> **EXERCISE OBJECTIVE**: For each line of the data that includes the word "Storage", copy the line.

- - - -

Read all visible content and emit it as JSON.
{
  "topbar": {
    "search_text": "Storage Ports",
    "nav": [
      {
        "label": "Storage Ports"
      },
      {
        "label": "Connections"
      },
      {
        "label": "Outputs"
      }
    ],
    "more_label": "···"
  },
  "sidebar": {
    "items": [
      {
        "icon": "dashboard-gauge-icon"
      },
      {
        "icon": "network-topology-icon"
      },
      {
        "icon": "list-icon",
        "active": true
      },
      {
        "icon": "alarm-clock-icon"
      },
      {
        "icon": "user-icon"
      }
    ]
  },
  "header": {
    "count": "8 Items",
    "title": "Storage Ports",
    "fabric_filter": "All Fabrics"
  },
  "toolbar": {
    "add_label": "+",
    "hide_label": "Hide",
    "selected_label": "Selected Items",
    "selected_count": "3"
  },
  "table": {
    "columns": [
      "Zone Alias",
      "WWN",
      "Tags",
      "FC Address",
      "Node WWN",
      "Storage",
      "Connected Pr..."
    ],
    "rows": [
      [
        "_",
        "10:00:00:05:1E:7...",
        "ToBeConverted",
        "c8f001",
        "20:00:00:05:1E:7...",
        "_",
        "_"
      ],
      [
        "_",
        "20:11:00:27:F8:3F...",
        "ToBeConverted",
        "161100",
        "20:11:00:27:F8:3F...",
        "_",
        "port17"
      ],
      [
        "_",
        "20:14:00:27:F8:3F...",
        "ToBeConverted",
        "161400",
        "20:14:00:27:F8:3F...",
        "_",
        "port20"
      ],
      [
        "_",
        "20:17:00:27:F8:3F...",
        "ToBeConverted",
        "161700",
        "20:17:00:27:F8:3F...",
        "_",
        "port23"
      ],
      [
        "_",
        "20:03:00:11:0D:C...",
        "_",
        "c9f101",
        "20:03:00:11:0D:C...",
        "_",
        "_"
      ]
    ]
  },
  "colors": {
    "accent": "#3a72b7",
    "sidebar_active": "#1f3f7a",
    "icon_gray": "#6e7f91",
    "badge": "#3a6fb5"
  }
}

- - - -

> **RESPONSE FOR THIS EXERCISE**:
    "search_text": "Storage Ports",
        "label": "Storage Ports"
    "title": "Storage Ports",
      "Storage",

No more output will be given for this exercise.